These are minimal requirements and every business should explore recovery and continuity options with its cloud managed service provider based on the company’s unique needs.
Disaster Recovery-as-a-Service is the new cloud workhorse.
Many companies are switching from basic Disaster Recovery backup to Disaster Recovery-as-a-Service (DRaaS) due to improvements in security, cost effectiveness, speed and reliability. The enhanced DRaaS capabilities are due to new software that’s faster in configuring backups and even speedier bringing systems back up after an emergency—minutes instead of hours or days.
While DRaaS is a viable solution, company IT execs should do due diligence when making decisions because there are so many differences in DRaaS solutions available. If you choose a cloud managed services provider, they will help you navigate the DRaaS landscape.
Special considerations to evaluate for Business Continuity in the cloud.
Data recovery is one thing but transitioning to smooth business continuity needs also need to be considered. A cloud managed services provider can guide you but don’t hesitate to ask them about their disaster recovery and business continuity plans to make sure they can support your special needs.

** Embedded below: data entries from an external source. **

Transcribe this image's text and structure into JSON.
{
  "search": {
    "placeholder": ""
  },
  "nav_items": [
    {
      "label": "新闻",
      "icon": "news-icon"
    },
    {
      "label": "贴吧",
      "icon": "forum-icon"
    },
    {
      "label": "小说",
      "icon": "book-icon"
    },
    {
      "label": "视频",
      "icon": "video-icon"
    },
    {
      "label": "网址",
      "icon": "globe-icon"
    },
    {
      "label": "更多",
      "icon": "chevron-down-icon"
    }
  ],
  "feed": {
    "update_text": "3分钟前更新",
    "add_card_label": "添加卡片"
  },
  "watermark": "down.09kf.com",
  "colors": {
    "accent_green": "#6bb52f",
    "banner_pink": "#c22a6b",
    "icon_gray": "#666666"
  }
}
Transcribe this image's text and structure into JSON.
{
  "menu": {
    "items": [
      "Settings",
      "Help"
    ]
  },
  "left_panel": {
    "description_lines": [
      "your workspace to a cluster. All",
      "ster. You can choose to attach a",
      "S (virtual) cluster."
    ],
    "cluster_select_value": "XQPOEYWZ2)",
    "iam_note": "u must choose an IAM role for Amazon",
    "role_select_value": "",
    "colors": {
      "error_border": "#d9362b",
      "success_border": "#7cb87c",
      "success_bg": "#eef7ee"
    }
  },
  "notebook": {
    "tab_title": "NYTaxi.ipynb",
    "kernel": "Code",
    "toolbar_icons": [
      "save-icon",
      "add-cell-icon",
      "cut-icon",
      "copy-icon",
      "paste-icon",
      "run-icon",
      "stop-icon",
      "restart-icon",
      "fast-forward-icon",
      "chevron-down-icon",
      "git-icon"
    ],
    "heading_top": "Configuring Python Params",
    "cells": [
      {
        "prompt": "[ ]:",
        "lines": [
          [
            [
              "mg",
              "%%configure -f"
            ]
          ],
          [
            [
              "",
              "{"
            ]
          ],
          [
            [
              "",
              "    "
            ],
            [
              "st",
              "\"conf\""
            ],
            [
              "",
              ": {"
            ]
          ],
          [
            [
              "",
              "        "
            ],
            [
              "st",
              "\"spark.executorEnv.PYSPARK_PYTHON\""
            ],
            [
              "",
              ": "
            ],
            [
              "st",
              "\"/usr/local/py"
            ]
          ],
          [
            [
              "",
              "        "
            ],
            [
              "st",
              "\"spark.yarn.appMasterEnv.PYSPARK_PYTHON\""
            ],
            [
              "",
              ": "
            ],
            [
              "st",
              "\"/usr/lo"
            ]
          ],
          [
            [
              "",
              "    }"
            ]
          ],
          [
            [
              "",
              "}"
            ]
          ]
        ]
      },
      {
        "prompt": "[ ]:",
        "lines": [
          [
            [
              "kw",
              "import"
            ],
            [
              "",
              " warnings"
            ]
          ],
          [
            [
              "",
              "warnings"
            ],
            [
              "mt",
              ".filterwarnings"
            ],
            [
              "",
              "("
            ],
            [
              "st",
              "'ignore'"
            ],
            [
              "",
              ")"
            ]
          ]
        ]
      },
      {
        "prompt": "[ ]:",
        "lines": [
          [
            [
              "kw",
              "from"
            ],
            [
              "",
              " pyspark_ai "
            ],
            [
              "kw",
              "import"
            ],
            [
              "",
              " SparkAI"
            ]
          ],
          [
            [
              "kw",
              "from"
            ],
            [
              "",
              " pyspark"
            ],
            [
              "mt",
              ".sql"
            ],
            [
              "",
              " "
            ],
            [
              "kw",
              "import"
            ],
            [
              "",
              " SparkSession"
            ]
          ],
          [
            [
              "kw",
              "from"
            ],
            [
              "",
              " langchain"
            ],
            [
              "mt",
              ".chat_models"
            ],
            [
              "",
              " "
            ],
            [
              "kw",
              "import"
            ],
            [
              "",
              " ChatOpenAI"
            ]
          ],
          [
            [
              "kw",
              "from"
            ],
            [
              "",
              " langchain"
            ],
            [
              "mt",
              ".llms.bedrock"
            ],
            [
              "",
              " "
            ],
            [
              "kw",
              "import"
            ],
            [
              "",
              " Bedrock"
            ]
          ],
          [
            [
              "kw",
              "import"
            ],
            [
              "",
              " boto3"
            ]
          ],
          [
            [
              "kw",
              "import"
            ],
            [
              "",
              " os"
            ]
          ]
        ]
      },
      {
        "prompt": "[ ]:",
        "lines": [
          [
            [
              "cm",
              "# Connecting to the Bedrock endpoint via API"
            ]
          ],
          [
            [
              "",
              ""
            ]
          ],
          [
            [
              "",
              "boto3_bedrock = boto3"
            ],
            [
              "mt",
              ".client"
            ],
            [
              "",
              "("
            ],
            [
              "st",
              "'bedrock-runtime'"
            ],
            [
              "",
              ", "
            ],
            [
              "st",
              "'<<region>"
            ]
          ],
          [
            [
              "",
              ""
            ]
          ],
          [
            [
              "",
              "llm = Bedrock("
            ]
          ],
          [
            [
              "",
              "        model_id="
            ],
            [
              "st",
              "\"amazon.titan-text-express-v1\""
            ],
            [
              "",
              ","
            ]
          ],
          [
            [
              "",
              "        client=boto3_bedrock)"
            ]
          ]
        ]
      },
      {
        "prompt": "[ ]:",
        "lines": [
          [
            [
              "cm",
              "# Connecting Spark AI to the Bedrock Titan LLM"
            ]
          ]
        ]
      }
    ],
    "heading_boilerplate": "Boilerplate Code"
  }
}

You’ll also want to understand contractual responsibilities so that nothing is left to chance when it comes to smoothing out operations after an emergency. One element that may not occur is to check your Internet connection. Outages can be disastrous if the connection is broken so consider more than one ISP for business continuity security.
Defining an internal disaster recovery and business continuity plan will prepare employees to take the appropriate actions during and after an emergency. But, most of all, don’t wait to create a business continuity plan. It’s always best to anticipate and plan than experience the pain of potentially devastating outages with no strategy to recover.
The combination of all the benefits inherent in a Disaster Recovery and Business Continuity plan is the peace of mind you’ll get knowing that your data is safe and secure and any disruption to your business will be minimal. Explore options today with your cloud managed services provider and move your business from vulnerable to powerful.
If you have any questions or comments about using the cloud for disaster recovery, or if you would like more information on the cloud services we offer, you can contact me at firstname.lastname@example.org.